The right-hander got into one game at the Classic, throwing two scoreless innings and allowing just one baserunner on one hit in the tournament, but added much more to the squad than just that outing. 

“I just want to go out there and help,” Richmond said. “I’m always a big guy in the clubhouse. I love to keep the guys loose, I have fun. I’ve been doing this for a long time…I’m supporting the guys, I’m always pumping their tires, and I’d love to just get out there and contribute.”

With much ado about the major leaguers missing from Canada’s roster at the Classic, Richmond happily made the trip from Taiwan for the tournament and appreciated many of his teammates who did everything they could to join, some of them extending their careers the way he first did for the Pan Am tournament. 

“It’s great,” he said. “These guys are staples. They come back, every time they’re called, they’re there. And that’s all we can ask for. We don’t have the depth that these other countries have, and we need our guys, they step up and they put their families aside and they come out and give us their best. And there’s a new chapter starting and every team kind of has that, so we wish them all the best for sure and just to open the door for new opportunities for the younger group.” 

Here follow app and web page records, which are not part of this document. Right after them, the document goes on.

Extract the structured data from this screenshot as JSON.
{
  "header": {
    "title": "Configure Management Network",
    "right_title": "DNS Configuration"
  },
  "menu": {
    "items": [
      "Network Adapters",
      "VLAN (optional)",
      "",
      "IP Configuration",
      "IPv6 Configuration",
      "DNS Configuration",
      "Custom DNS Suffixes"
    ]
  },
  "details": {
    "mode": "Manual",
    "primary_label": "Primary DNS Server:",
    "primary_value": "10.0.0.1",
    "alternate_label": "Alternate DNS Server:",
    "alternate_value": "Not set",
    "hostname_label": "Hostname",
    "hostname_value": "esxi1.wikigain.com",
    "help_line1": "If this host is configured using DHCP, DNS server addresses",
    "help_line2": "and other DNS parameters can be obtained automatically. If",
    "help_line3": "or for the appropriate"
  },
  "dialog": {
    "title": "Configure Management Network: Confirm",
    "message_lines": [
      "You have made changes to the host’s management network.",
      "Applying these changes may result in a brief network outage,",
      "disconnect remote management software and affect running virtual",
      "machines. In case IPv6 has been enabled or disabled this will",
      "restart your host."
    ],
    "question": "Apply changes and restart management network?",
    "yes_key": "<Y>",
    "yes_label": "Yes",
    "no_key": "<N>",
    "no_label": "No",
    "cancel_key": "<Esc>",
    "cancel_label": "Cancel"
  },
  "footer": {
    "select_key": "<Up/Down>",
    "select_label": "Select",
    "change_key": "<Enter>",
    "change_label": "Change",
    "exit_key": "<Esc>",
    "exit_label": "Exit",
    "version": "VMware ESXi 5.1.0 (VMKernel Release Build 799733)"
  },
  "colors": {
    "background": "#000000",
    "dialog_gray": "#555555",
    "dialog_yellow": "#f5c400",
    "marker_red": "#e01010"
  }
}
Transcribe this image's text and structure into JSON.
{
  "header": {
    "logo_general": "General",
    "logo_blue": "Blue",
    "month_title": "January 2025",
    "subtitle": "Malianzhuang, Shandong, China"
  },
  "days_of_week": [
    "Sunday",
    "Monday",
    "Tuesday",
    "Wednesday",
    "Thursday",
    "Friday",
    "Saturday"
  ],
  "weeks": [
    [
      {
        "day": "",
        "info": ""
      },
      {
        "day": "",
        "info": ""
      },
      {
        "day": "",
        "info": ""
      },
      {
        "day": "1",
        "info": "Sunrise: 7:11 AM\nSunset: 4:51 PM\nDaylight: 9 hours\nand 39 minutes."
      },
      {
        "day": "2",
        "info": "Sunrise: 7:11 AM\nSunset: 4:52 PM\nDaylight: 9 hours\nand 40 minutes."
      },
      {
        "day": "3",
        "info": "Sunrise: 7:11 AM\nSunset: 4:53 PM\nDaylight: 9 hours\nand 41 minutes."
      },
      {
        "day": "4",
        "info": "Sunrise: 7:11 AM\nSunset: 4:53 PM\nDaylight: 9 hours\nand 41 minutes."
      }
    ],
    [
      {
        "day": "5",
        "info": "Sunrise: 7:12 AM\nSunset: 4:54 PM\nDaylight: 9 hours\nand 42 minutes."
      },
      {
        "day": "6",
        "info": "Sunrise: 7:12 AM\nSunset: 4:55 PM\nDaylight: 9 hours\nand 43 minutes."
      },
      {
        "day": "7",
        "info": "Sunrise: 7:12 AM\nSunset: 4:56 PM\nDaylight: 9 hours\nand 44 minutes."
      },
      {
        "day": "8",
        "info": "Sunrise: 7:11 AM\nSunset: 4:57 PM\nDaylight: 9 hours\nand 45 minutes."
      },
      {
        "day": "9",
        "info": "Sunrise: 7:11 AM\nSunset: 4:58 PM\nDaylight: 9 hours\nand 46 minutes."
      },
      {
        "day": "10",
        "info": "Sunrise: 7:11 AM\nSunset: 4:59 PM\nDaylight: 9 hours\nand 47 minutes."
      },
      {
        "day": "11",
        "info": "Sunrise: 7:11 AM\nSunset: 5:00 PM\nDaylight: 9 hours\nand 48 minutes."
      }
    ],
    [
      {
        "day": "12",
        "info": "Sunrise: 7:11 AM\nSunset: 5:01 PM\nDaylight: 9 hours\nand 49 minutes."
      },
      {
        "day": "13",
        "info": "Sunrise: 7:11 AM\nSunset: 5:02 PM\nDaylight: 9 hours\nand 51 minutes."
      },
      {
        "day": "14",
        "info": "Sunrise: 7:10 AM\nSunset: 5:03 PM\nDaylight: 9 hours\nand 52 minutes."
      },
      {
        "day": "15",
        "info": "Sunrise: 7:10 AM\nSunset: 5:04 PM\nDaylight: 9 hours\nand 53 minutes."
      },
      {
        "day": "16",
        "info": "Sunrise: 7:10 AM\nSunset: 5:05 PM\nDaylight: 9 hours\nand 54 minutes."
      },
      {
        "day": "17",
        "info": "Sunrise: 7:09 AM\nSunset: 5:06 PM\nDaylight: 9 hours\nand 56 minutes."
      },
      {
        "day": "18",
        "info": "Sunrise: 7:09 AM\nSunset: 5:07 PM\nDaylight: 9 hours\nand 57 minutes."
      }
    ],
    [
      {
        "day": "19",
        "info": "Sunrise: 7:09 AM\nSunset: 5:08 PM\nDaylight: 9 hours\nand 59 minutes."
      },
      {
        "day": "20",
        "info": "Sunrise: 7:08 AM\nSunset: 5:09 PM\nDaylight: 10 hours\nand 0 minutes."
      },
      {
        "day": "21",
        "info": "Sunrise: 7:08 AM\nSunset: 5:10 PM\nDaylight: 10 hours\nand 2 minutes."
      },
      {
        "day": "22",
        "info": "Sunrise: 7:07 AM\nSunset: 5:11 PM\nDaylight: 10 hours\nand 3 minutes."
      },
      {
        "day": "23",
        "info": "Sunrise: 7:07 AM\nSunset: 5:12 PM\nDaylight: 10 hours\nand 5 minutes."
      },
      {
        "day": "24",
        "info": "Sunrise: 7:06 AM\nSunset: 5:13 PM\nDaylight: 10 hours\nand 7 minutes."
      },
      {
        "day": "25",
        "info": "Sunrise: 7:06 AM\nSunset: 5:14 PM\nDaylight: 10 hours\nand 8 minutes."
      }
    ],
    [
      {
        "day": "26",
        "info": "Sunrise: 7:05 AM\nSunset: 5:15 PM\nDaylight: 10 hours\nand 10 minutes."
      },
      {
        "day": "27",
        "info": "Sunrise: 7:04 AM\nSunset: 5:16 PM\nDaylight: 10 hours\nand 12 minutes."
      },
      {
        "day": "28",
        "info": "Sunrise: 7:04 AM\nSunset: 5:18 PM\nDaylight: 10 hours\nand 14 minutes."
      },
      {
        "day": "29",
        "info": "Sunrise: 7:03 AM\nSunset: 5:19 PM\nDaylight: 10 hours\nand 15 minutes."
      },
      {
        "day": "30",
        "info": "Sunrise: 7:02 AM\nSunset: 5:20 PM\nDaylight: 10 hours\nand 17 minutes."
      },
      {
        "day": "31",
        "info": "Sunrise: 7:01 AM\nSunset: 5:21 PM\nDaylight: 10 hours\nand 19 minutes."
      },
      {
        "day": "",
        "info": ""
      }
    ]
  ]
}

Though the team’s run ended without a win, failing to advance out of the first round for the fourth consecutive time, Richmond was encouraged by many of the fresher faces on the roster, enthusiastic at the glimpse of what the future of Canadian baseball might hold. 

“It’s exciting,” Richmond said. “I hadn’t seen some of these guys here, and they’re bringing mid-90s with good breaking stuff, they just need some experience and to be around the veteran group. And having Russ [Martin] here and the guys, and Eric [Gagne] back and [Ryan] Dempster coming back and pitching, just to be around the elite guys for Canada, it’s just good experience for them. 

“And for me as well, it’s just great to be around these guys. We’re passionate about baseball and we’ve got a great group in there. The future’s bright, that’s for sure.”

Alexis Brudnicki

Baseball has been a part of Alexis' life since her parents took her brother to sign up for Eager Beaver Baseball in London. Alexis wanted to play and asked to sign up, too. Alexis played ball until the boys were all twice her size and then switched to competitive fastball. Her first job was as an umpire for rookies with the EBBA and since then Alexis has completed her education with an undergraduate degree from the University of Western Ontario and graduate studies in Sports Journalism at Centennial College